The problem => Without including any picture, repeat the records below exactly.

Data excerpts =>
★ ★ ★ ★ ★ ★ ★

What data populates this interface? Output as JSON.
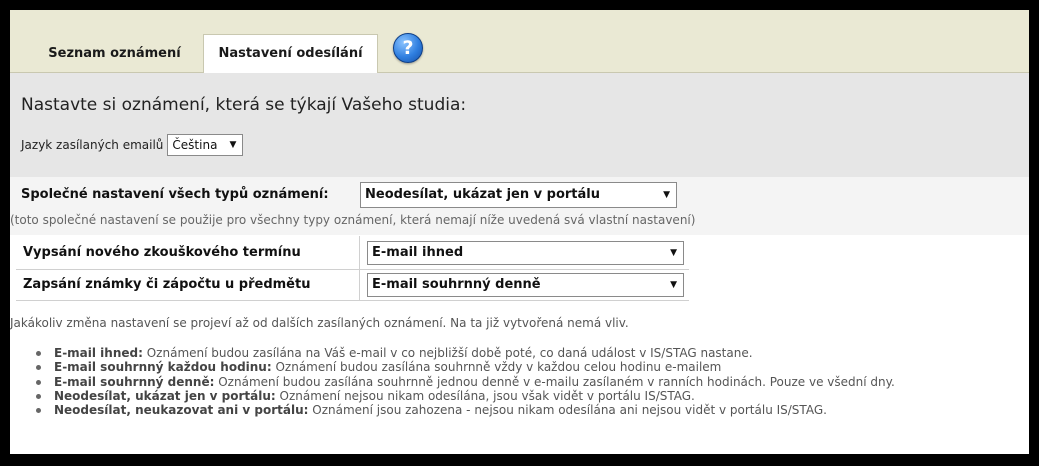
{
  "tabs": [
    {
      "label": "Seznam oznámení"
    },
    {
      "label": "Nastavení odesílání"
    }
  ],
  "help_icon": "question-mark-icon",
  "intro": {
    "title": "Nastavte si oznámení, která se týkají Vašeho studia:",
    "language_label": "Jazyk zasílaných emailů",
    "language_value": "Čeština"
  },
  "common": {
    "label": "Společné nastavení všech typů oznámení:",
    "value": "Neodesílat, ukázat jen v portálu",
    "note": "(toto společné nastavení se použije pro všechny typy oznámení, která nemají níže uvedená svá vlastní nastavení)"
  },
  "rows": [
    {
      "label": "Vypsání nového zkouškového termínu",
      "value": "E-mail ihned"
    },
    {
      "label": "Zapsání známky či zápočtu u předmětu",
      "value": "E-mail souhrnný denně"
    }
  ],
  "note": "Jakákoliv změna nastavení se projeví až od dalších zasílaných oznámení. Na ta již vytvořená nemá vliv.",
  "legend": [
    {
      "term": "E-mail ihned:",
      "desc": " Oznámení budou zasílána na Váš e-mail v co nejbližší době poté, co daná událost v IS/STAG nastane."
    },
    {
      "term": "E-mail souhrnný každou hodinu:",
      "desc": " Oznámení budou zasílána souhrnně vždy v každou celou hodinu e-mailem"
    },
    {
      "term": "E-mail souhrnný denně:",
      "desc": " Oznámení budou zasílána souhrnně jednou denně v e-mailu zasílaném v ranních hodinách. Pouze ve všední dny."
    },
    {
      "term": "Neodesílat, ukázat jen v portálu:",
      "desc": " Oznámení nejsou nikam odesílána, jsou však vidět v portálu IS/STAG."
    },
    {
      "term": "Neodesílat, neukazovat ani v portálu:",
      "desc": " Oznámení jsou zahozena - nejsou nikam odesílána ani nejsou vidět v portálu IS/STAG."
    }
  ]
}
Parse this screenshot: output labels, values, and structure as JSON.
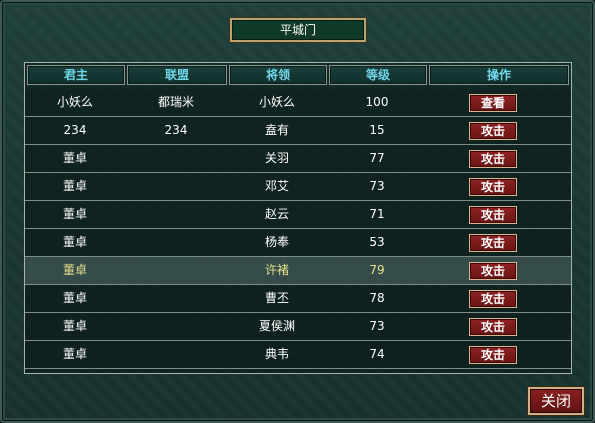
{
  "dialog": {
    "title": "平城门",
    "close_label": "关闭"
  },
  "table": {
    "headers": [
      "君主",
      "联盟",
      "将领",
      "等级",
      "操作"
    ],
    "rows": [
      {
        "lord": "小妖么",
        "alliance": "都瑞米",
        "general": "小妖么",
        "level": "100",
        "action": "查看"
      },
      {
        "lord": "234",
        "alliance": "234",
        "general": "盍有",
        "level": "15",
        "action": "攻击"
      },
      {
        "lord": "董卓",
        "alliance": "",
        "general": "关羽",
        "level": "77",
        "action": "攻击"
      },
      {
        "lord": "董卓",
        "alliance": "",
        "general": "邓艾",
        "level": "73",
        "action": "攻击"
      },
      {
        "lord": "董卓",
        "alliance": "",
        "general": "赵云",
        "level": "71",
        "action": "攻击"
      },
      {
        "lord": "董卓",
        "alliance": "",
        "general": "杨奉",
        "level": "53",
        "action": "攻击"
      },
      {
        "lord": "董卓",
        "alliance": "",
        "general": "许褚",
        "level": "79",
        "action": "攻击",
        "highlighted": true
      },
      {
        "lord": "董卓",
        "alliance": "",
        "general": "曹丕",
        "level": "78",
        "action": "攻击"
      },
      {
        "lord": "董卓",
        "alliance": "",
        "general": "夏侯渊",
        "level": "73",
        "action": "攻击"
      },
      {
        "lord": "董卓",
        "alliance": "",
        "general": "典韦",
        "level": "74",
        "action": "攻击"
      }
    ]
  },
  "colors": {
    "header_text": "#6fd7e8",
    "highlight_text": "#e6e08a",
    "button_red": "#7a1a1a",
    "title_green": "#0f3a25"
  }
}
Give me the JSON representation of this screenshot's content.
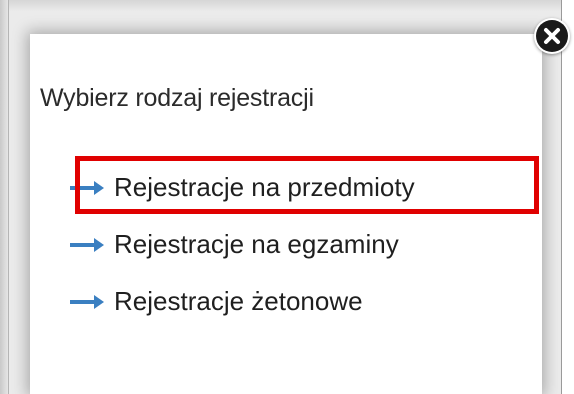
{
  "dialog": {
    "title": "Wybierz rodzaj rejestracji",
    "options": [
      {
        "label": "Rejestracje na przedmioty",
        "icon": "arrow-right-icon",
        "highlighted": true
      },
      {
        "label": "Rejestracje na egzaminy",
        "icon": "arrow-right-icon",
        "highlighted": false
      },
      {
        "label": "Rejestracje żetonowe",
        "icon": "arrow-right-icon",
        "highlighted": false
      }
    ],
    "close_icon": "close-icon"
  },
  "colors": {
    "arrow": "#3a7fc1",
    "highlight": "#e00000",
    "text": "#1f1f1f"
  }
}
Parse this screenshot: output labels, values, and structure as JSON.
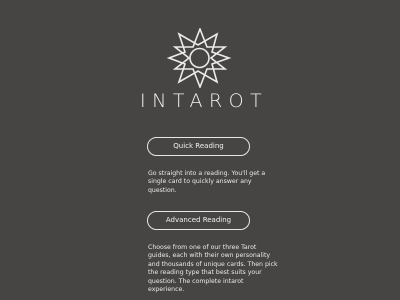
{
  "app": {
    "brand_name": "INTAROT",
    "logo_icon": "star-mandala-icon"
  },
  "menu": {
    "quick_reading": {
      "button_label": "Quick Reading",
      "description": "Go straight into a reading. You'll get a single card to quickly answer any question."
    },
    "advanced_reading": {
      "button_label": "Advanced Reading",
      "description": "Choose from one of our three Tarot guides, each with their own personality and thousands of unique cards. Then pick the reading type that best suits your question. The complete intarot experience."
    }
  },
  "colors": {
    "background": "#474543",
    "foreground": "#efeeec"
  }
}
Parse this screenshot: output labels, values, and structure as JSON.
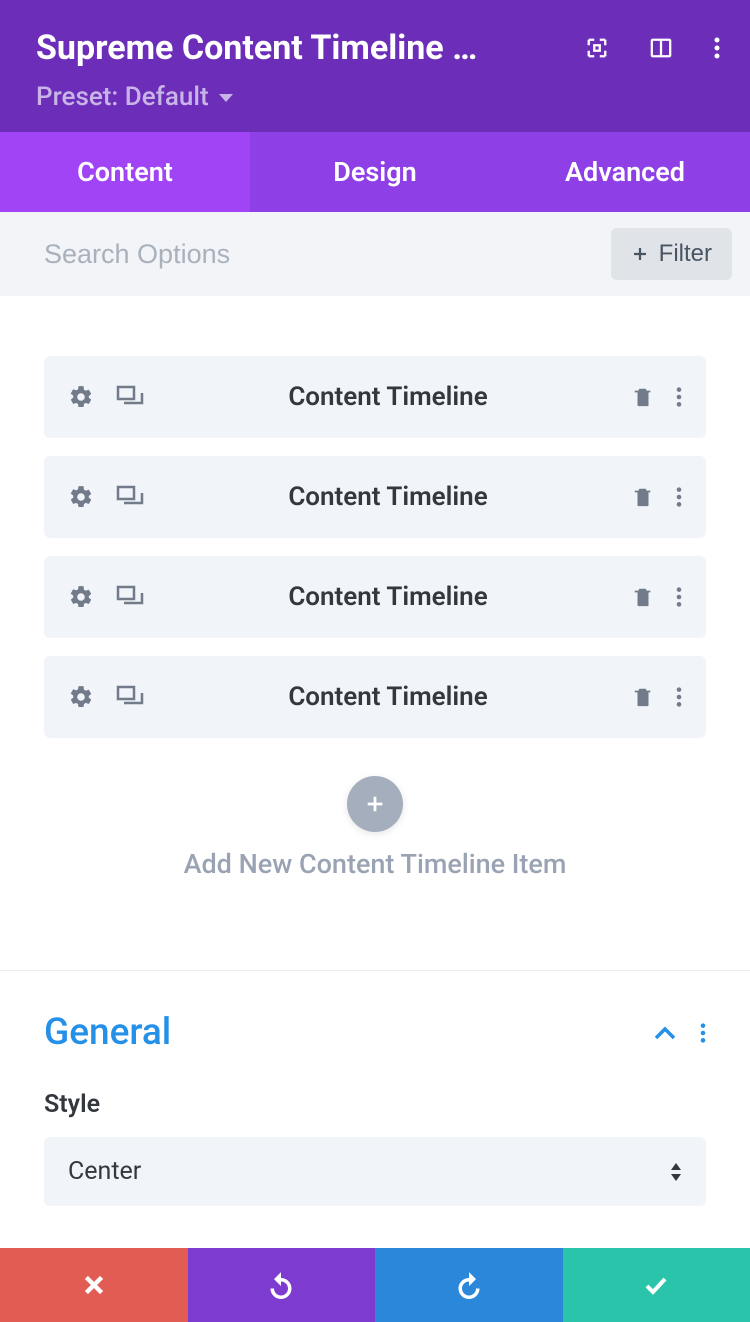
{
  "header": {
    "title": "Supreme Content Timeline …",
    "preset_prefix": "Preset:",
    "preset_name": "Default"
  },
  "tabs": {
    "content": "Content",
    "design": "Design",
    "advanced": "Advanced"
  },
  "search": {
    "placeholder": "Search Options"
  },
  "filter": {
    "label": "Filter"
  },
  "timeline_items": [
    {
      "label": "Content Timeline"
    },
    {
      "label": "Content Timeline"
    },
    {
      "label": "Content Timeline"
    },
    {
      "label": "Content Timeline"
    }
  ],
  "add_new": {
    "label": "Add New Content Timeline Item"
  },
  "general": {
    "title": "General",
    "style_label": "Style",
    "style_value": "Center"
  }
}
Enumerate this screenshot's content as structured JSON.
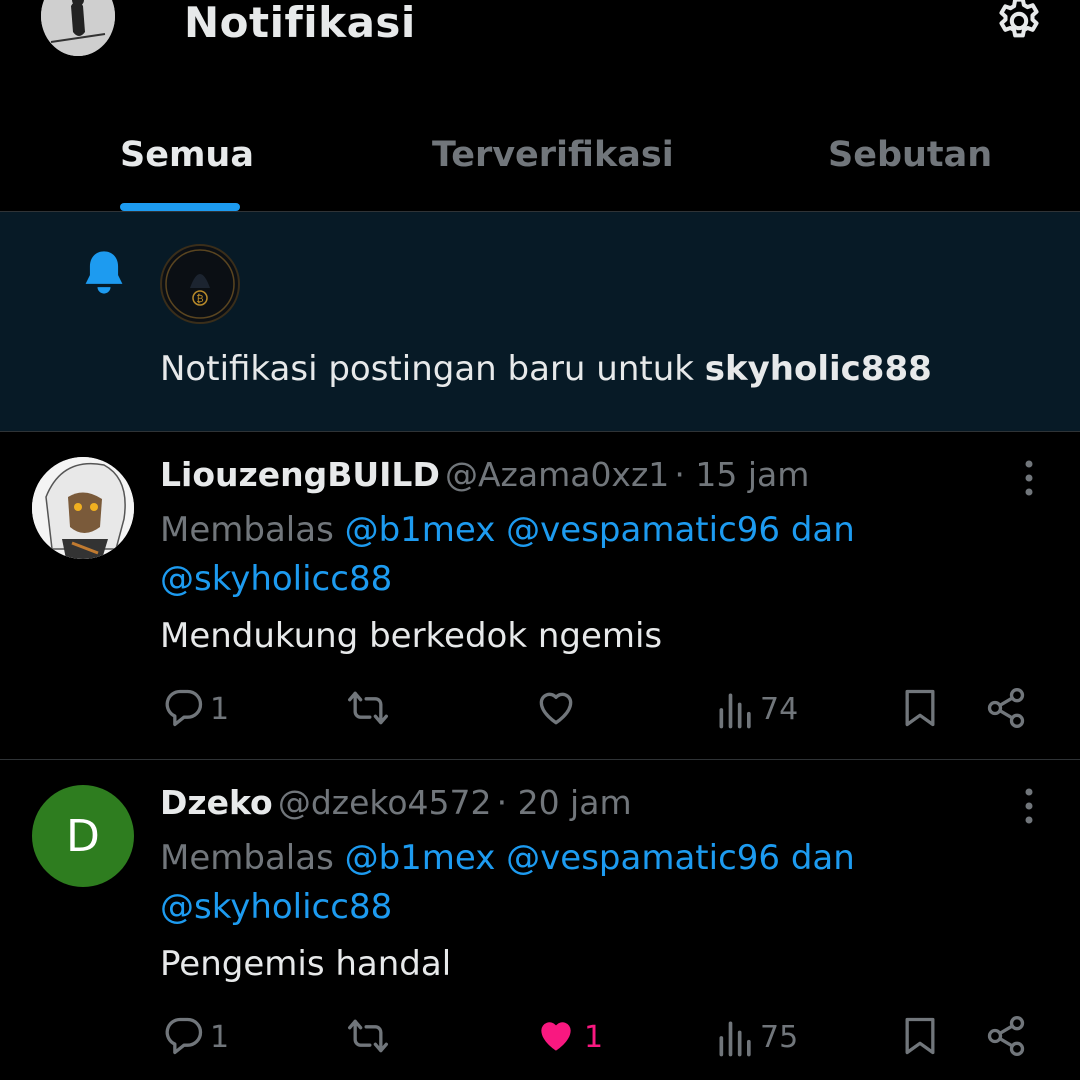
{
  "header": {
    "title": "Notifikasi"
  },
  "tabs": [
    {
      "label": "Semua",
      "active": true
    },
    {
      "label": "Terverifikasi",
      "active": false
    },
    {
      "label": "Sebutan",
      "active": false
    }
  ],
  "alert": {
    "text": "Notifikasi postingan baru untuk ",
    "username": "skyholic888"
  },
  "posts": [
    {
      "display_name": "LiouzengBUILD",
      "handle": "@Azama0xz1",
      "time": "· 15 jam",
      "reply_prefix": "Membalas ",
      "reply_mentions": "@b1mex @vespamatic96 dan",
      "reply_mentions_2": "@skyholicc88",
      "text": "Mendukung berkedok ngemis",
      "replies": "1",
      "retweets": "",
      "likes": "",
      "liked": false,
      "views": "74"
    },
    {
      "display_name": "Dzeko",
      "handle": "@dzeko4572",
      "time": "· 20 jam",
      "avatar_letter": "D",
      "reply_prefix": "Membalas ",
      "reply_mentions": "@b1mex @vespamatic96 dan",
      "reply_mentions_2": "@skyholicc88",
      "text": "Pengemis handal",
      "replies": "1",
      "retweets": "",
      "likes": "1",
      "liked": true,
      "views": "75"
    }
  ],
  "colors": {
    "accent": "#1d9bf0",
    "like": "#f91880",
    "muted": "#71767b",
    "alert_bg": "#071a26"
  },
  "icons": [
    "gear-icon",
    "bell-icon",
    "reply-icon",
    "retweet-icon",
    "heart-icon",
    "views-icon",
    "bookmark-icon",
    "share-icon",
    "more-icon"
  ]
}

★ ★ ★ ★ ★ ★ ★

Exercise response =>
What data populates this interface? Output as JSON.
{
  "tabs": [
    {
      "label": "Seznam oznámení"
    },
    {
      "label": "Nastavení odesílání"
    }
  ],
  "help_icon": "question-mark-icon",
  "intro": {
    "title": "Nastavte si oznámení, která se týkají Vašeho studia:",
    "language_label": "Jazyk zasílaných emailů",
    "language_value": "Čeština"
  },
  "common": {
    "label": "Společné nastavení všech typů oznámení:",
    "value": "Neodesílat, ukázat jen v portálu",
    "note": "(toto společné nastavení se použije pro všechny typy oznámení, která nemají níže uvedená svá vlastní nastavení)"
  },
  "rows": [
    {
      "label": "Vypsání nového zkouškového termínu",
      "value": "E-mail ihned"
    },
    {
      "label": "Zapsání známky či zápočtu u předmětu",
      "value": "E-mail souhrnný denně"
    }
  ],
  "note": "Jakákoliv změna nastavení se projeví až od dalších zasílaných oznámení. Na ta již vytvořená nemá vliv.",
  "legend": [
    {
      "term": "E-mail ihned:",
      "desc": " Oznámení budou zasílána na Váš e-mail v co nejbližší době poté, co daná událost v IS/STAG nastane."
    },
    {
      "term": "E-mail souhrnný každou hodinu:",
      "desc": " Oznámení budou zasílána souhrnně vždy v každou celou hodinu e-mailem"
    },
    {
      "term": "E-mail souhrnný denně:",
      "desc": " Oznámení budou zasílána souhrnně jednou denně v e-mailu zasílaném v ranních hodinách. Pouze ve všední dny."
    },
    {
      "term": "Neodesílat, ukázat jen v portálu:",
      "desc": " Oznámení nejsou nikam odesílána, jsou však vidět v portálu IS/STAG."
    },
    {
      "term": "Neodesílat, neukazovat ani v portálu:",
      "desc": " Oznámení jsou zahozena - nejsou nikam odesílána ani nejsou vidět v portálu IS/STAG."
    }
  ]
}
Parse this screenshot: output labels, values, and structure as JSON.
{
  "dialog": {
    "title": "平城门",
    "close_label": "关闭"
  },
  "table": {
    "headers": [
      "君主",
      "联盟",
      "将领",
      "等级",
      "操作"
    ],
    "rows": [
      {
        "lord": "小妖么",
        "alliance": "都瑞米",
        "general": "小妖么",
        "level": "100",
        "action": "查看"
      },
      {
        "lord": "234",
        "alliance": "234",
        "general": "盍有",
        "level": "15",
        "action": "攻击"
      },
      {
        "lord": "董卓",
        "alliance": "",
        "general": "关羽",
        "level": "77",
        "action": "攻击"
      },
      {
        "lord": "董卓",
        "alliance": "",
        "general": "邓艾",
        "level": "73",
        "action": "攻击"
      },
      {
        "lord": "董卓",
        "alliance": "",
        "general": "赵云",
        "level": "71",
        "action": "攻击"
      },
      {
        "lord": "董卓",
        "alliance": "",
        "general": "杨奉",
        "level": "53",
        "action": "攻击"
      },
      {
        "lord": "董卓",
        "alliance": "",
        "general": "许褚",
        "level": "79",
        "action": "攻击",
        "highlighted": true
      },
      {
        "lord": "董卓",
        "alliance": "",
        "general": "曹丕",
        "level": "78",
        "action": "攻击"
      },
      {
        "lord": "董卓",
        "alliance": "",
        "general": "夏侯渊",
        "level": "73",
        "action": "攻击"
      },
      {
        "lord": "董卓",
        "alliance": "",
        "general": "典韦",
        "level": "74",
        "action": "攻击"
      }
    ]
  },
  "colors": {
    "header_text": "#6fd7e8",
    "highlight_text": "#e6e08a",
    "button_red": "#7a1a1a",
    "title_green": "#0f3a25"
  }
}
Give me the JSON representation of this screenshot's content.
{
  "dialog": {
    "title": "Wybierz rodzaj rejestracji",
    "options": [
      {
        "label": "Rejestracje na przedmioty",
        "icon": "arrow-right-icon",
        "highlighted": true
      },
      {
        "label": "Rejestracje na egzaminy",
        "icon": "arrow-right-icon",
        "highlighted": false
      },
      {
        "label": "Rejestracje żetonowe",
        "icon": "arrow-right-icon",
        "highlighted": false
      }
    ],
    "close_icon": "close-icon"
  },
  "colors": {
    "arrow": "#3a7fc1",
    "highlight": "#e00000",
    "text": "#1f1f1f"
  }
}
Parse this screenshot: output labels, values, and structure as JSON.
{
  "app": {
    "brand_name": "INTAROT",
    "logo_icon": "star-mandala-icon"
  },
  "menu": {
    "quick_reading": {
      "button_label": "Quick Reading",
      "description": "Go straight into a reading. You'll get a single card to quickly answer any question."
    },
    "advanced_reading": {
      "button_label": "Advanced Reading",
      "description": "Choose from one of our three Tarot guides, each with their own personality and thousands of unique cards. Then pick the reading type that best suits your question. The complete intarot experience."
    }
  },
  "colors": {
    "background": "#474543",
    "foreground": "#efeeec"
  }
}
Parse this screenshot: output labels, values, and structure as JSON.
{
  "header": {
    "title": "Supreme Content Timeline …",
    "preset_prefix": "Preset:",
    "preset_name": "Default"
  },
  "tabs": {
    "content": "Content",
    "design": "Design",
    "advanced": "Advanced"
  },
  "search": {
    "placeholder": "Search Options"
  },
  "filter": {
    "label": "Filter"
  },
  "timeline_items": [
    {
      "label": "Content Timeline"
    },
    {
      "label": "Content Timeline"
    },
    {
      "label": "Content Timeline"
    },
    {
      "label": "Content Timeline"
    }
  ],
  "add_new": {
    "label": "Add New Content Timeline Item"
  },
  "general": {
    "title": "General",
    "style_label": "Style",
    "style_value": "Center"
  }
}
Enumerate this screenshot's content as structured JSON.
{
  "header": {
    "title": "Notifikasi"
  },
  "tabs": [
    {
      "label": "Semua",
      "active": true
    },
    {
      "label": "Terverifikasi",
      "active": false
    },
    {
      "label": "Sebutan",
      "active": false
    }
  ],
  "alert": {
    "text": "Notifikasi postingan baru untuk ",
    "username": "skyholic888"
  },
  "posts": [
    {
      "display_name": "LiouzengBUILD",
      "handle": "@Azama0xz1",
      "time": "· 15 jam",
      "reply_prefix": "Membalas ",
      "reply_mentions": "@b1mex @vespamatic96 dan",
      "reply_mentions_2": "@skyholicc88",
      "text": "Mendukung berkedok ngemis",
      "replies": "1",
      "retweets": "",
      "likes": "",
      "liked": false,
      "views": "74"
    },
    {
      "display_name": "Dzeko",
      "handle": "@dzeko4572",
      "time": "· 20 jam",
      "avatar_letter": "D",
      "reply_prefix": "Membalas ",
      "reply_mentions": "@b1mex @vespamatic96 dan",
      "reply_mentions_2": "@skyholicc88",
      "text": "Pengemis handal",
      "replies": "1",
      "retweets": "",
      "likes": "1",
      "liked": true,
      "views": "75"
    }
  ],
  "colors": {
    "accent": "#1d9bf0",
    "like": "#f91880",
    "muted": "#71767b",
    "alert_bg": "#071a26"
  },
  "icons": [
    "gear-icon",
    "bell-icon",
    "reply-icon",
    "retweet-icon",
    "heart-icon",
    "views-icon",
    "bookmark-icon",
    "share-icon",
    "more-icon"
  ]
}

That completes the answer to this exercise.